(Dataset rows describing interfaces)
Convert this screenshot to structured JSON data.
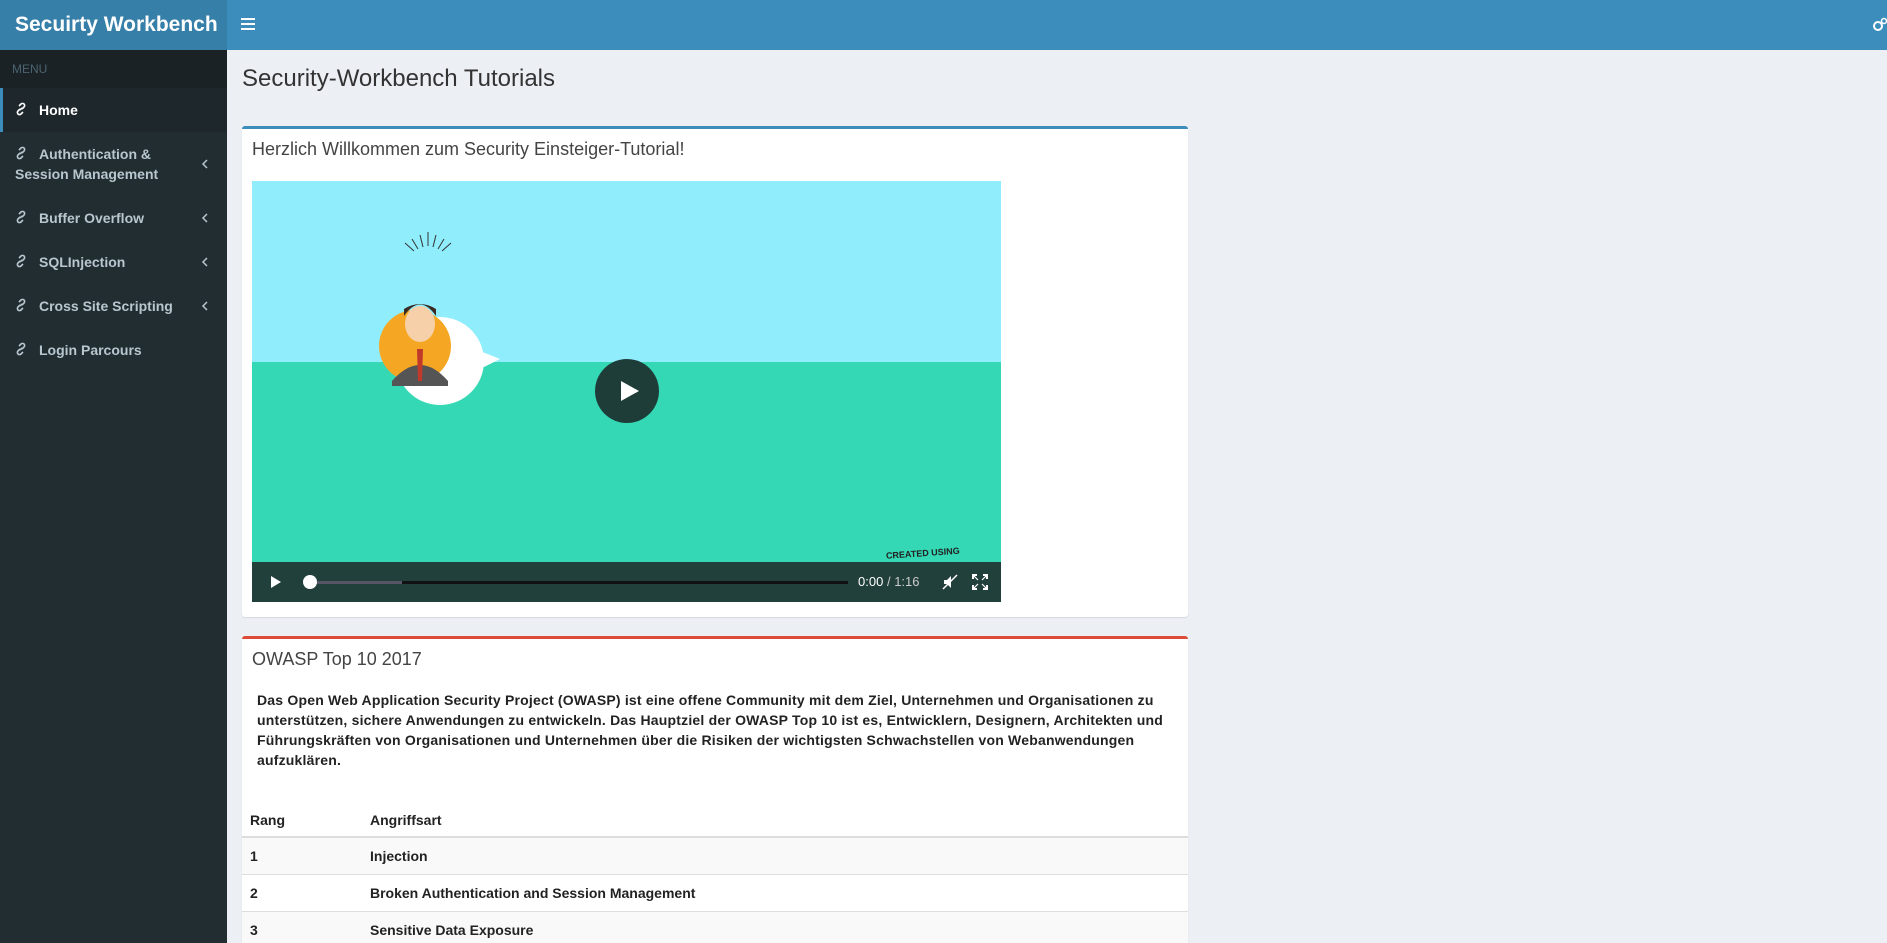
{
  "header": {
    "brand": "Secuirty Workbench"
  },
  "sidebar": {
    "menu_header": "MENU",
    "items": [
      {
        "label": "Home",
        "active": true
      },
      {
        "label_line1": "Authentication &",
        "label_line2": "Session Management"
      },
      {
        "label": "Buffer Overflow"
      },
      {
        "label": "SQLInjection"
      },
      {
        "label": "Cross Site Scripting"
      },
      {
        "label": "Login Parcours"
      }
    ]
  },
  "main": {
    "page_title": "Security-Workbench Tutorials",
    "video_box": {
      "title": "Herzlich Willkommen zum Security Einsteiger-Tutorial!",
      "player": {
        "current_time": "0:00",
        "separator": "/",
        "duration": "1:16",
        "buffered_fraction": 0.18,
        "watermark": "CREATED USING"
      }
    },
    "owasp_box": {
      "title": "OWASP Top 10 2017",
      "description": "Das Open Web Application Security Project (OWASP) ist eine offene Community mit dem Ziel, Unternehmen und Organisationen zu unterstützen, sichere Anwendungen zu entwickeln. Das Hauptziel der OWASP Top 10 ist es, Entwicklern, Designern, Architekten und Führungskräften von Organisationen und Unternehmen über die Risiken der wichtigsten Schwachstellen von Webanwendungen aufzuklären.",
      "table": {
        "headers": [
          "Rang",
          "Angriffsart"
        ],
        "rows": [
          {
            "rank": "1",
            "attack": "Injection"
          },
          {
            "rank": "2",
            "attack": "Broken Authentication and Session Management"
          },
          {
            "rank": "3",
            "attack": "Sensitive Data Exposure"
          }
        ]
      }
    }
  },
  "colors": {
    "header": "#3c8dbc",
    "brand": "#367fa9",
    "sidebar": "#222d32",
    "danger": "#dd4b39"
  }
}
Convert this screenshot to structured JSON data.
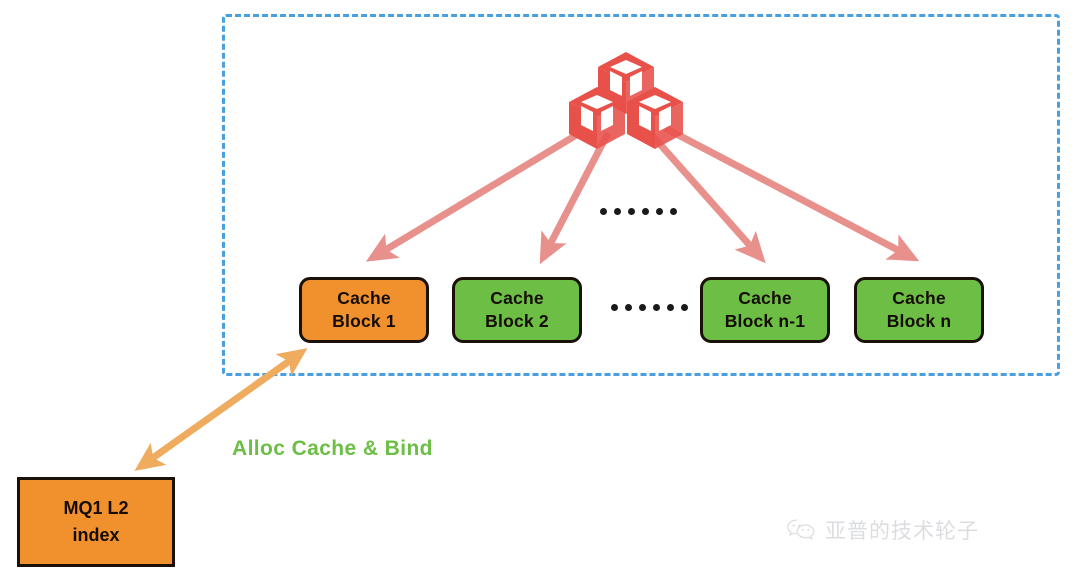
{
  "diagram": {
    "title_label": "Alloc Cache & Bind",
    "region": {
      "name": "cache-pool-region",
      "border_color": "#4a9fe0",
      "style": "dashed"
    },
    "source_icon": {
      "name": "red-cubes-icon",
      "color": "#e8504a",
      "cube_count": 3
    },
    "cache_blocks": [
      {
        "line1": "Cache",
        "line2": "Block 1",
        "color": "#f0912d"
      },
      {
        "line1": "Cache",
        "line2": "Block 2",
        "color": "#6cbe45"
      },
      {
        "line1": "Cache",
        "line2": "Block n-1",
        "color": "#6cbe45"
      },
      {
        "line1": "Cache",
        "line2": "Block n",
        "color": "#6cbe45"
      }
    ],
    "ellipsis": {
      "top": "......",
      "middle": "......",
      "dot_count": 6
    },
    "index_box": {
      "line1": "MQ1 L2",
      "line2": "index",
      "color": "#f0912d"
    },
    "arrows": {
      "fanout_color": "#e8908c",
      "bind_color": "#efab5e",
      "fanout_count": 4,
      "bind_label": "Alloc Cache & Bind"
    }
  },
  "watermark": {
    "icon": "wechat-icon",
    "text": "亚普的技术轮子",
    "color": "#b9bcc2"
  }
}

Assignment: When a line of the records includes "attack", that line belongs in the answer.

Solved exercise:
            "attack": "Injection"
            "attack": "Broken Authentication and Session Management"
            "attack": "Sensitive Data Exposure"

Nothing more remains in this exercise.